A friendly and trusting bird, its habit of nesting close to the ground and in crevices or niches makes it vulnerable to predators. Intensive predator control in the release area allows us to feel confident the birds will have every chance of thriving.

You may first become aware of the presence of robin from the loud, strident territory song heard for much of the year. Males, and in particular bachelors, can be very vocal. Taranaki Mounga is keen to hear of any sightings of toutouwai in the national park so we can better protect the birds – follow this link to find out how.

The North Island robin is slightly larger than a house sparrow, with long thin legs and an upright stance. Its’ diet consists mainly of invertebrates, including species from the size of aphids to those as large as an adult tree weta, stick insect, or earthworm. Items too large to swallow whole are taken to the ground and flung from side to side against the ground or log until broken into pieces.

Robins are relatively long lived, surviving as long as 16 years where few or no introduced predators are around. The breeding season begins in September and extends to February.

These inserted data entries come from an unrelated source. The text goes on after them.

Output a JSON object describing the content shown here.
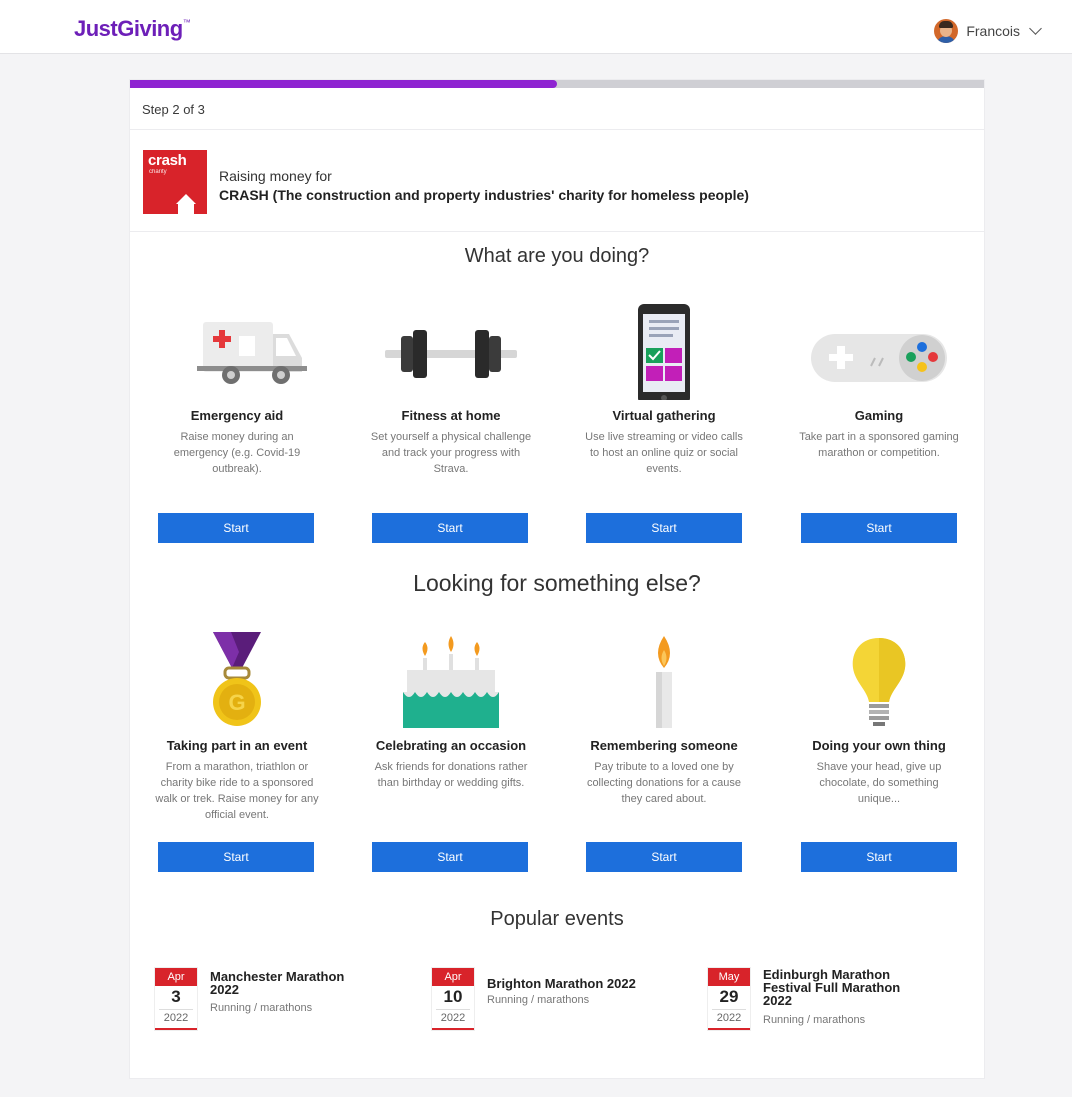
{
  "header": {
    "logo": "JustGiving",
    "logo_tm": "™",
    "user_name": "Francois"
  },
  "progress": {
    "step_label": "Step 2 of 3",
    "fraction": 0.5
  },
  "charity": {
    "logo_word": "crash",
    "logo_sub": "charity",
    "raising_label": "Raising money for",
    "name": "CRASH (The construction and property industries' charity for homeless people)"
  },
  "doing": {
    "heading": "What are you doing?",
    "tiles": [
      {
        "title": "Emergency aid",
        "desc": "Raise money during an emergency (e.g. Covid-19 outbreak).",
        "button": "Start",
        "icon": "ambulance-icon"
      },
      {
        "title": "Fitness at home",
        "desc": "Set yourself a physical challenge and track your progress with Strava.",
        "button": "Start",
        "icon": "dumbbell-icon"
      },
      {
        "title": "Virtual gathering",
        "desc": "Use live streaming or video calls to host an online quiz or social events.",
        "button": "Start",
        "icon": "smartphone-icon"
      },
      {
        "title": "Gaming",
        "desc": "Take part in a sponsored gaming marathon or competition.",
        "button": "Start",
        "icon": "gamepad-icon"
      }
    ]
  },
  "else": {
    "heading": "Looking for something else?",
    "tiles": [
      {
        "title": "Taking part in an event",
        "desc": "From a marathon, triathlon or charity bike ride to a sponsored walk or trek. Raise money for any official event.",
        "button": "Start",
        "icon": "medal-icon",
        "medal_letter": "G"
      },
      {
        "title": "Celebrating an occasion",
        "desc": "Ask friends for donations rather than birthday or wedding gifts.",
        "button": "Start",
        "icon": "cake-icon"
      },
      {
        "title": "Remembering someone",
        "desc": "Pay tribute to a loved one by collecting donations for a cause they cared about.",
        "button": "Start",
        "icon": "candle-icon"
      },
      {
        "title": "Doing your own thing",
        "desc": "Shave your head, give up chocolate, do something unique...",
        "button": "Start",
        "icon": "lightbulb-icon"
      }
    ]
  },
  "popular": {
    "heading": "Popular events",
    "events": [
      {
        "month": "Apr",
        "day": "3",
        "year": "2022",
        "name": "Manchester Marathon 2022",
        "category": "Running / marathons"
      },
      {
        "month": "Apr",
        "day": "10",
        "year": "2022",
        "name": "Brighton Marathon 2022",
        "category": "Running / marathons"
      },
      {
        "month": "May",
        "day": "29",
        "year": "2022",
        "name": "Edinburgh Marathon Festival Full Marathon 2022",
        "category": "Running / marathons"
      }
    ]
  },
  "colors": {
    "brand": "#6d1fb8",
    "progress": "#8e24d1",
    "button": "#1d6fdc",
    "crash_red": "#d8232a"
  }
}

At sites where food is readily available, pairs rear two, and occasionally three, broods in a season.

Did you know…….

  • Robins use techniques like foot trembling, wing-flicking and tail-flicking to attract their prey
  • Robins have a patch of white feathers above their beak that they keep hidden most of the time – they can flash this little white patch when interacting with other birds
  • The oldest known robin lived 16 years, but their life expectancy is three years